    The biggest risks are:
    conformism, understood as excessive adaptation to company rules: on the one hand it may seem a virtuous behavior, but on the other it prevents any innovation;
    focus on the negative consequences of a possible project: prevents thinking from focusing on how to make it work;
    excessive use of logic: although we like to think that we are totally rational, many good decisions are made according to an intuitive thought process,
    the fear of change or rather, also changing the style of thinking: it may seem tiring, but we must not let ourselves be taken by laziness.

    • I agree, Aldo. Your “excessive use of logic,” reminds me of one of my greatest impediments to cultivating corporate creativity: the extreme formalization of project management procedures, especially in large established companies. The opportunities for peak-performance, peak-growth, peak-reward, peak-creativity flow states are limited. The freedom to operate organically, responsively, and adaptively is curtailed.

      One nonlinear breakthrough in flow can bypass hundreds of linear steps in a project plan. As my article reveals, breakthroughs increase dramatically and reliably with top-talent flow in one’s creativity domain.

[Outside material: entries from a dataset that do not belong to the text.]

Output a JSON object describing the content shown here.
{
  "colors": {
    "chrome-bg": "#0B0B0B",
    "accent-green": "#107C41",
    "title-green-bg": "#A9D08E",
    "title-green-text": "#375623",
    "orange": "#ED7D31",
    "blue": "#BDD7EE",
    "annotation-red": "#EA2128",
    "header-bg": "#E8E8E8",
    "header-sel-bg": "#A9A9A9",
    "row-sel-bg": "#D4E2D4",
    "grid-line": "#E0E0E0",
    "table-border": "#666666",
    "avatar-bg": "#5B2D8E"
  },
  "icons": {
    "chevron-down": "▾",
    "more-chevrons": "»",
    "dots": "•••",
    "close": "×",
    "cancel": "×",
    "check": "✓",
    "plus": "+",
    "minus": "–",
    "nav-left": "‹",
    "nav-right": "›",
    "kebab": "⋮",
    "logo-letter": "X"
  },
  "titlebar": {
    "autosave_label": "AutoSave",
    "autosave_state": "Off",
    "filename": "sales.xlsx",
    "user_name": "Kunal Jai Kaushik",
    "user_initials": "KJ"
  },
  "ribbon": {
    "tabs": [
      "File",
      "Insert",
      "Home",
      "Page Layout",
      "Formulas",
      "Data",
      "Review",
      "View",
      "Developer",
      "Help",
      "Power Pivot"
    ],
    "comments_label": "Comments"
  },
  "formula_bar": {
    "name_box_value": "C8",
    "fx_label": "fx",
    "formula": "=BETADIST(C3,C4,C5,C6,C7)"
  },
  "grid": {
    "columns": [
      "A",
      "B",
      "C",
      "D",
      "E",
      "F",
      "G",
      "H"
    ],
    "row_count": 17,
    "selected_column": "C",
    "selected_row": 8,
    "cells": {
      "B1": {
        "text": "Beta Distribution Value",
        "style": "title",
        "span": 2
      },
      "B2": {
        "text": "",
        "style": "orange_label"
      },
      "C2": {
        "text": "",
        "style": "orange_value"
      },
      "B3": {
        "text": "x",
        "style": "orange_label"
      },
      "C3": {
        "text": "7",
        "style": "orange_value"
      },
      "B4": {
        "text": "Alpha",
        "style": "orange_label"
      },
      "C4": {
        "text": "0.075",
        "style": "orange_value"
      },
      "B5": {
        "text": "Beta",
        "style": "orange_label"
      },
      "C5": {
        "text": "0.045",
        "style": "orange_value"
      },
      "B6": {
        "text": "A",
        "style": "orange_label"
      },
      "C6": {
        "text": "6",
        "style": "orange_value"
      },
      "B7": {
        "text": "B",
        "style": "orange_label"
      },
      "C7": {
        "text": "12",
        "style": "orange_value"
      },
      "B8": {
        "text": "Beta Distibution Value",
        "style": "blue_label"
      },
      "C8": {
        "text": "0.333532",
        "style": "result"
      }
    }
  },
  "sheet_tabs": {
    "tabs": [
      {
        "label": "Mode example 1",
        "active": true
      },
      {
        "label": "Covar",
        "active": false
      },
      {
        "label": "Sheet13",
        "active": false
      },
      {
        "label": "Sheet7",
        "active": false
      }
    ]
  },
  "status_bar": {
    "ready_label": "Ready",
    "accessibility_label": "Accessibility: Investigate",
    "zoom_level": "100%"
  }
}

      Today’s linear project management regime requires tedious hard work. My nonlinear, organic, flow-based project management entices with thrilling, high-speed play, full of addictive emotional highs, coincidences, breakthroughs, and epiphanies. And, yes, Aldo, as per your good decisions made with “an intuitive thought process”, there’re more spontaneous knowledge events. Even savant superskills are possible.